[Website and app data records]
════════

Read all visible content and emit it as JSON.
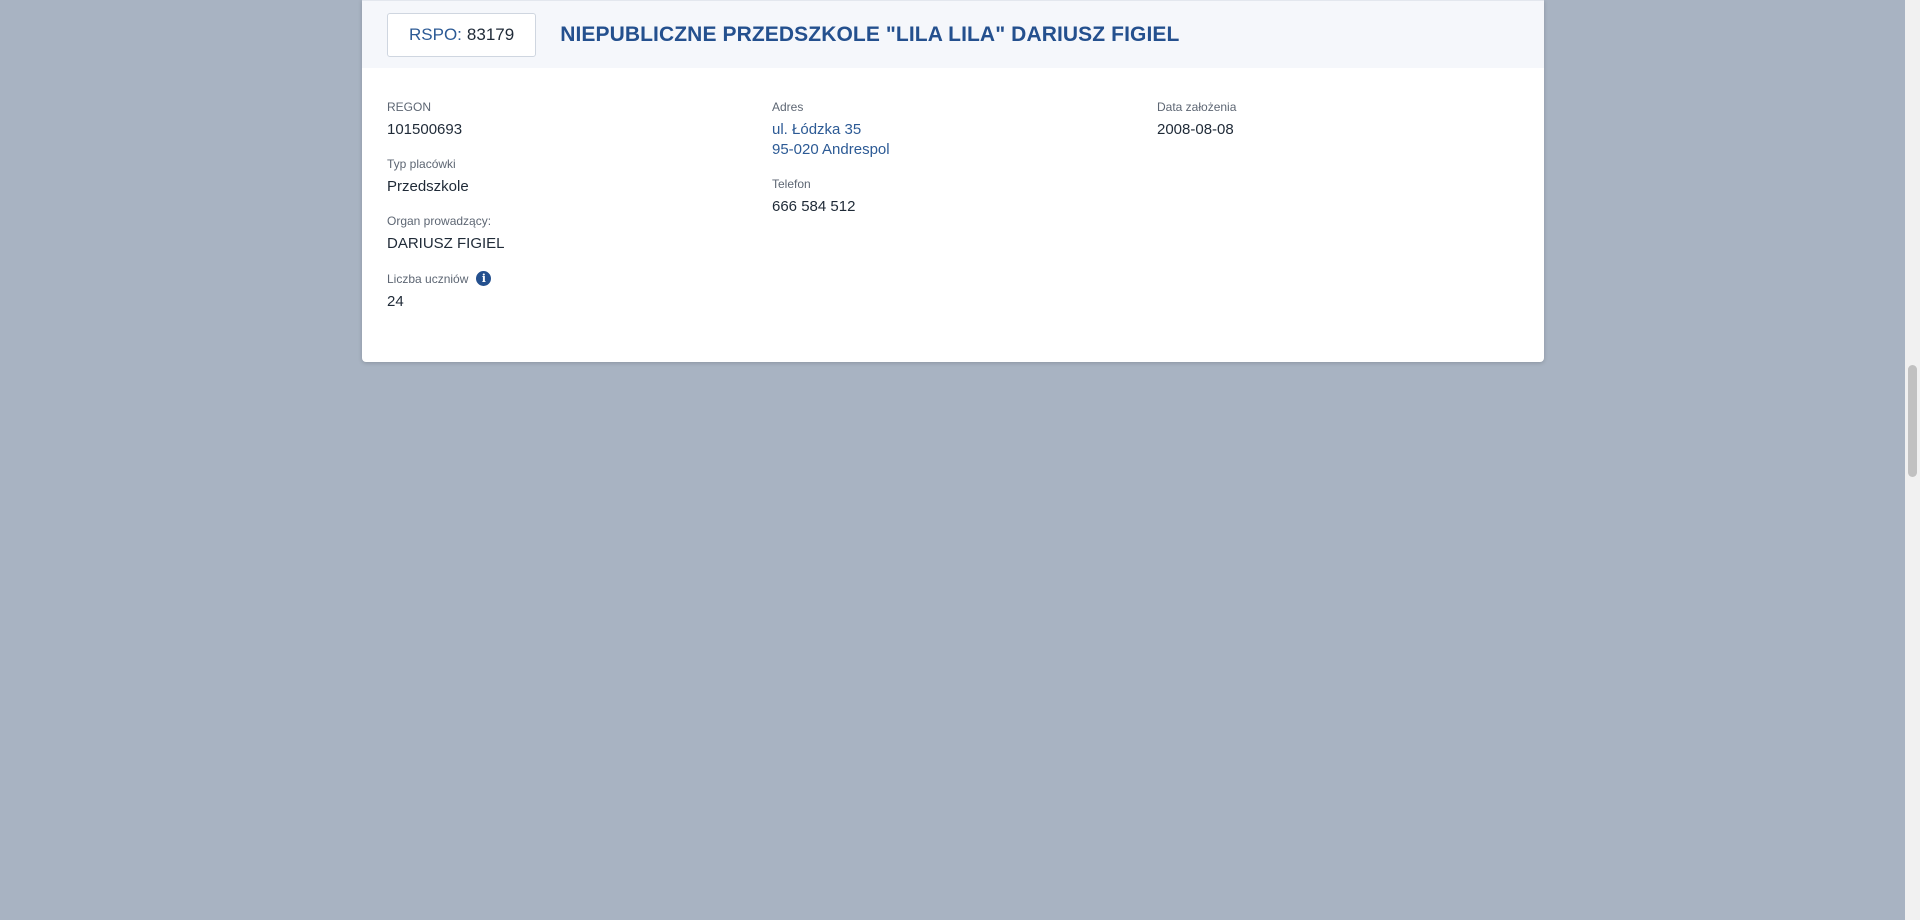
{
  "header": {
    "rspo_label": "RSPO:",
    "rspo_value": "83179",
    "title": "NIEPUBLICZNE PRZEDSZKOLE \"LILA LILA\" DARIUSZ FIGIEL"
  },
  "details": {
    "regon": {
      "label": "REGON",
      "value": "101500693"
    },
    "type": {
      "label": "Typ placówki",
      "value": "Przedszkole"
    },
    "organ": {
      "label": "Organ prowadzący:",
      "value": "DARIUSZ FIGIEL"
    },
    "students": {
      "label": "Liczba uczniów",
      "value": "24",
      "icon": "info-icon"
    },
    "address": {
      "label": "Adres",
      "line1": "ul. Łódzka 35",
      "line2": "95-020 Andrespol"
    },
    "phone": {
      "label": "Telefon",
      "value": "666 584 512"
    },
    "founded": {
      "label": "Data założenia",
      "value": "2008-08-08"
    }
  },
  "colors": {
    "background": "#a8b3c2",
    "accent": "#24508e",
    "link": "#2c5a95"
  }
}
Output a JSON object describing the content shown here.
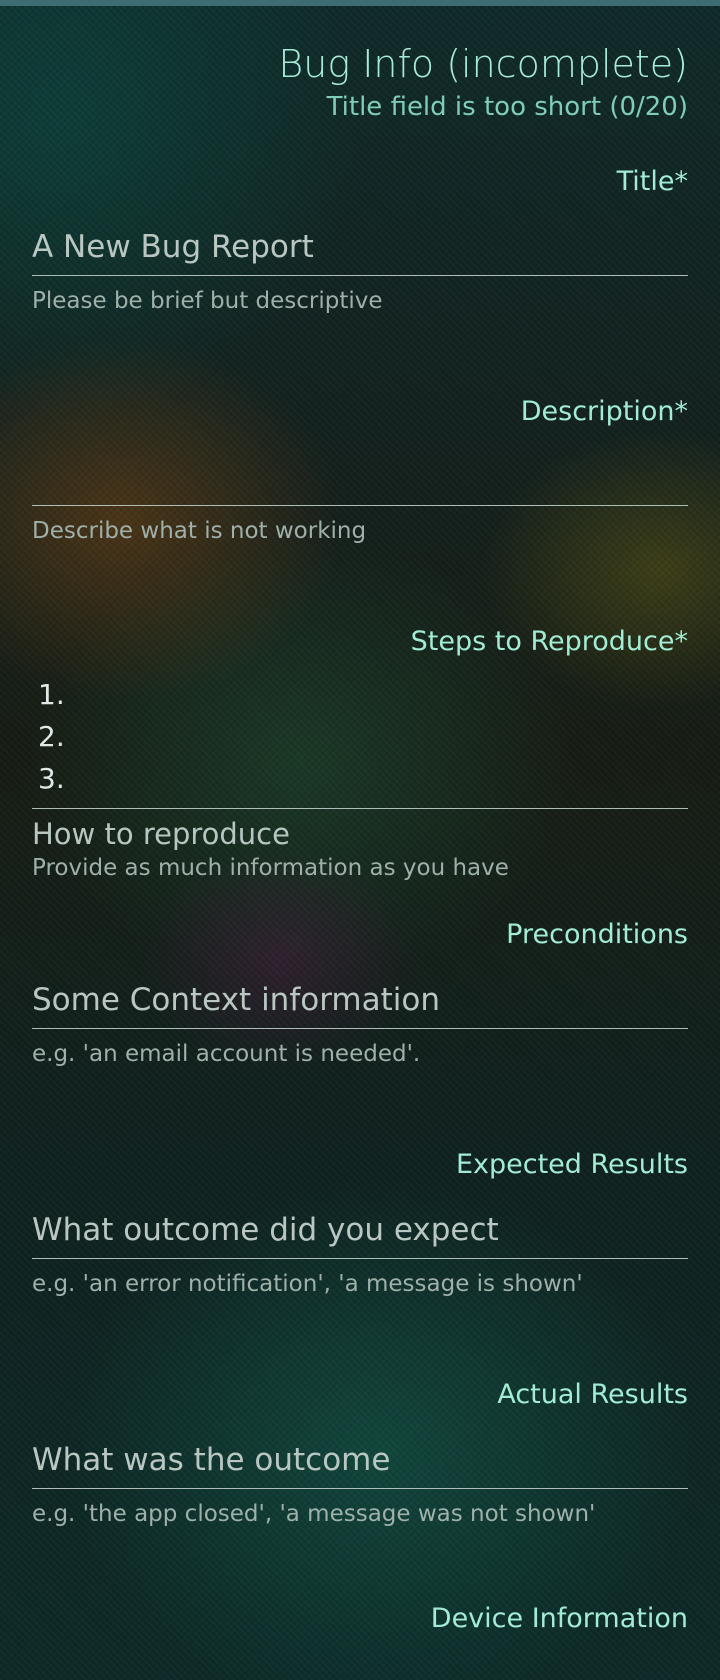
{
  "header": {
    "title": "Bug Info (incomplete)",
    "subtitle": "Title field is too short (0/20)"
  },
  "fields": {
    "title": {
      "label": "Title*",
      "placeholder": "A New Bug Report",
      "hint": "Please be brief but descriptive"
    },
    "description": {
      "label": "Description*",
      "value": "",
      "hint": "Describe what is not working"
    },
    "steps": {
      "label": "Steps to Reproduce*",
      "lines": [
        "1.",
        "2.",
        "3."
      ],
      "hint_title": "How to reproduce",
      "hint": "Provide as much information as you have"
    },
    "preconditions": {
      "label": "Preconditions",
      "placeholder": "Some Context information",
      "hint": "e.g. 'an email account is needed'."
    },
    "expected": {
      "label": "Expected Results",
      "placeholder": "What outcome did you expect",
      "hint": "e.g. 'an error notification', 'a message is shown'"
    },
    "actual": {
      "label": "Actual Results",
      "placeholder": "What was the outcome",
      "hint": "e.g. 'the app closed', 'a message was not shown'"
    },
    "device": {
      "label": "Device Information"
    }
  }
}
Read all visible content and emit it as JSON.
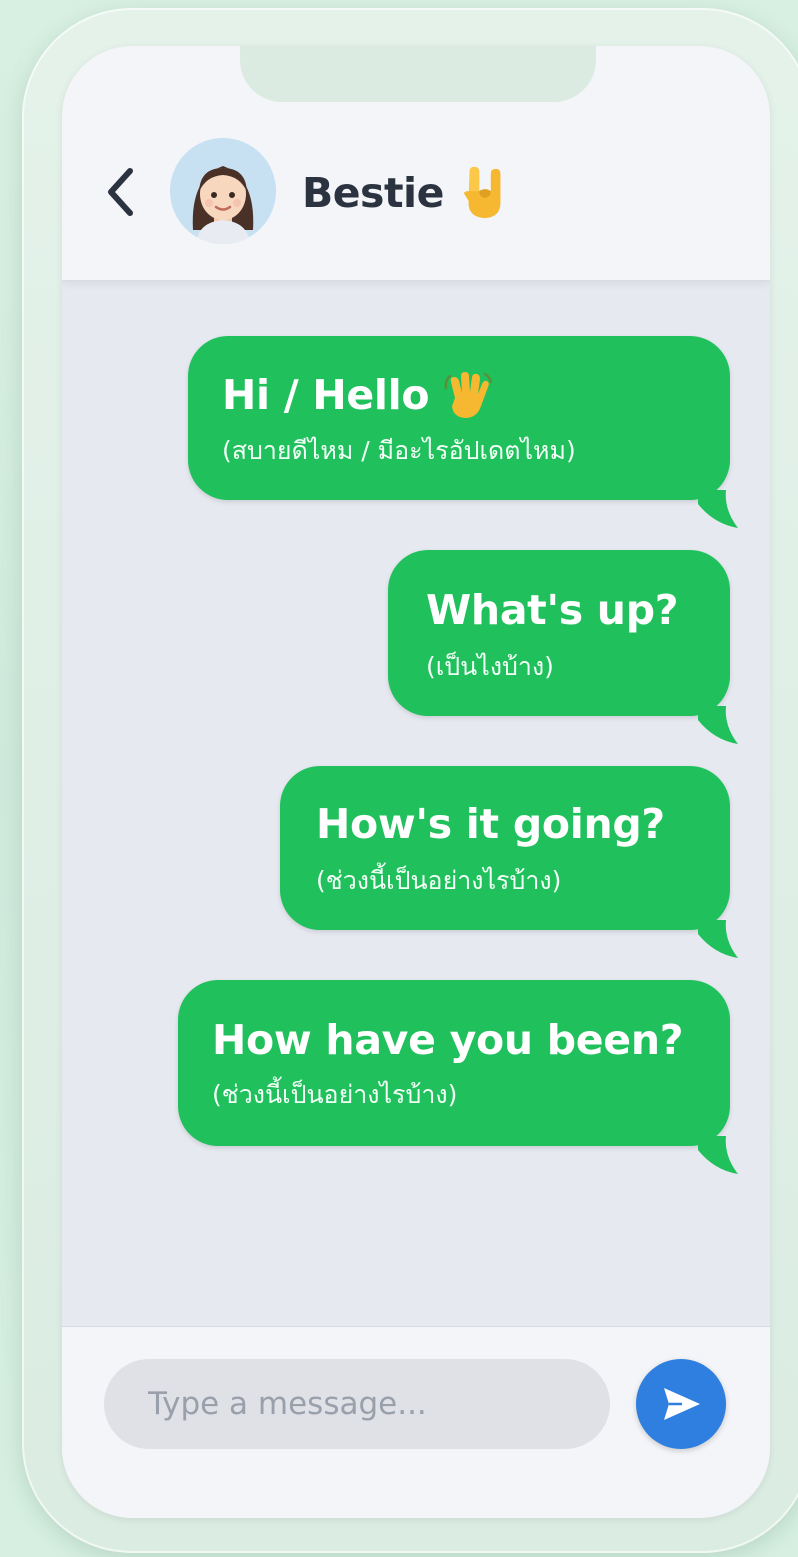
{
  "header": {
    "back_icon": "chevron-left-icon",
    "avatar_icon": "woman-face-avatar",
    "contact_name": "Bestie",
    "name_emoji": "rock-hand-icon"
  },
  "messages": [
    {
      "main": "Hi / Hello",
      "sub": "(สบายดีไหม / มีอะไรอัปเดตไหม)",
      "emoji": "waving-hand-icon"
    },
    {
      "main": "What's up?",
      "sub": "(เป็นไงบ้าง)"
    },
    {
      "main": "How's it going?",
      "sub": "(ช่วงนี้เป็นอย่างไรบ้าง)"
    },
    {
      "main": "How have you been?",
      "sub": "(ช่วงนี้เป็นอย่างไรบ้าง)"
    }
  ],
  "composer": {
    "placeholder": "Type a message...",
    "send_icon": "send-arrow-icon"
  },
  "colors": {
    "bubble": "#20c15d",
    "send_button": "#2f7fe0",
    "background": "#d8f0e2"
  }
}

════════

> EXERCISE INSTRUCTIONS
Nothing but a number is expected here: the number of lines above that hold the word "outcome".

> WRITTEN REPLY
2